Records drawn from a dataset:
★ ★ ★ ★

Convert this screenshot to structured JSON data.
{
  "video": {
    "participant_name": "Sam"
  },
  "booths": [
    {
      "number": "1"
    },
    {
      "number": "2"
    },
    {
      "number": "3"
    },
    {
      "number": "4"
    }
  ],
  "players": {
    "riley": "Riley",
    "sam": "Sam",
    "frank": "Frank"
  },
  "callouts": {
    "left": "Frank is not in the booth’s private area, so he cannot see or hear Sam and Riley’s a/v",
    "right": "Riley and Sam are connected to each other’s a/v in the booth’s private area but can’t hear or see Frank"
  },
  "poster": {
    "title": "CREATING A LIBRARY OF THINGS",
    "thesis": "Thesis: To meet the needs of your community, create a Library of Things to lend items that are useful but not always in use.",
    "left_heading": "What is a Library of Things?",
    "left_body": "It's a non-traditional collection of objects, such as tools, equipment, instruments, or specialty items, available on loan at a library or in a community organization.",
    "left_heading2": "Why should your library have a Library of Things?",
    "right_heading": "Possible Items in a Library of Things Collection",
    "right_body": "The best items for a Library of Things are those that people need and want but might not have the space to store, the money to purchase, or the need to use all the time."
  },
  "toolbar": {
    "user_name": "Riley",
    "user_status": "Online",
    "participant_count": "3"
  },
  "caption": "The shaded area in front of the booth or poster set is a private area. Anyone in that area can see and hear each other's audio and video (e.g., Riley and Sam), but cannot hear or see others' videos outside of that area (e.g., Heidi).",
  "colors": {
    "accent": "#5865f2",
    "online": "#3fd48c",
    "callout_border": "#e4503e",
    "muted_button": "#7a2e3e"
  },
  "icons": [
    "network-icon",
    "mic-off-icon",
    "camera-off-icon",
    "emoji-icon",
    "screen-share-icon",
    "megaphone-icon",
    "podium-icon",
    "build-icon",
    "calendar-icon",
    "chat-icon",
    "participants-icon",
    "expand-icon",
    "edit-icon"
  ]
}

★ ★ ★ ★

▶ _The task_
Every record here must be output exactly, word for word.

▶ _Written answer_
Convert this screenshot to structured JSON data.
{
  "video": {
    "participant_name": "Sam"
  },
  "booths": [
    {
      "number": "1"
    },
    {
      "number": "2"
    },
    {
      "number": "3"
    },
    {
      "number": "4"
    }
  ],
  "players": {
    "riley": "Riley",
    "sam": "Sam",
    "frank": "Frank"
  },
  "callouts": {
    "left": "Frank is not in the booth’s private area, so he cannot see or hear Sam and Riley’s a/v",
    "right": "Riley and Sam are connected to each other’s a/v in the booth’s private area but can’t hear or see Frank"
  },
  "poster": {
    "title": "CREATING A LIBRARY OF THINGS",
    "thesis": "Thesis: To meet the needs of your community, create a Library of Things to lend items that are useful but not always in use.",
    "left_heading": "What is a Library of Things?",
    "left_body": "It's a non-traditional collection of objects, such as tools, equipment, instruments, or specialty items, available on loan at a library or in a community organization.",
    "left_heading2": "Why should your library have a Library of Things?",
    "right_heading": "Possible Items in a Library of Things Collection",
    "right_body": "The best items for a Library of Things are those that people need and want but might not have the space to store, the money to purchase, or the need to use all the time."
  },
  "toolbar": {
    "user_name": "Riley",
    "user_status": "Online",
    "participant_count": "3"
  },
  "caption": "The shaded area in front of the booth or poster set is a private area. Anyone in that area can see and hear each other's audio and video (e.g., Riley and Sam), but cannot hear or see others' videos outside of that area (e.g., Heidi).",
  "colors": {
    "accent": "#5865f2",
    "online": "#3fd48c",
    "callout_border": "#e4503e",
    "muted_button": "#7a2e3e"
  },
  "icons": [
    "network-icon",
    "mic-off-icon",
    "camera-off-icon",
    "emoji-icon",
    "screen-share-icon",
    "megaphone-icon",
    "podium-icon",
    "build-icon",
    "calendar-icon",
    "chat-icon",
    "participants-icon",
    "expand-icon",
    "edit-icon"
  ]
}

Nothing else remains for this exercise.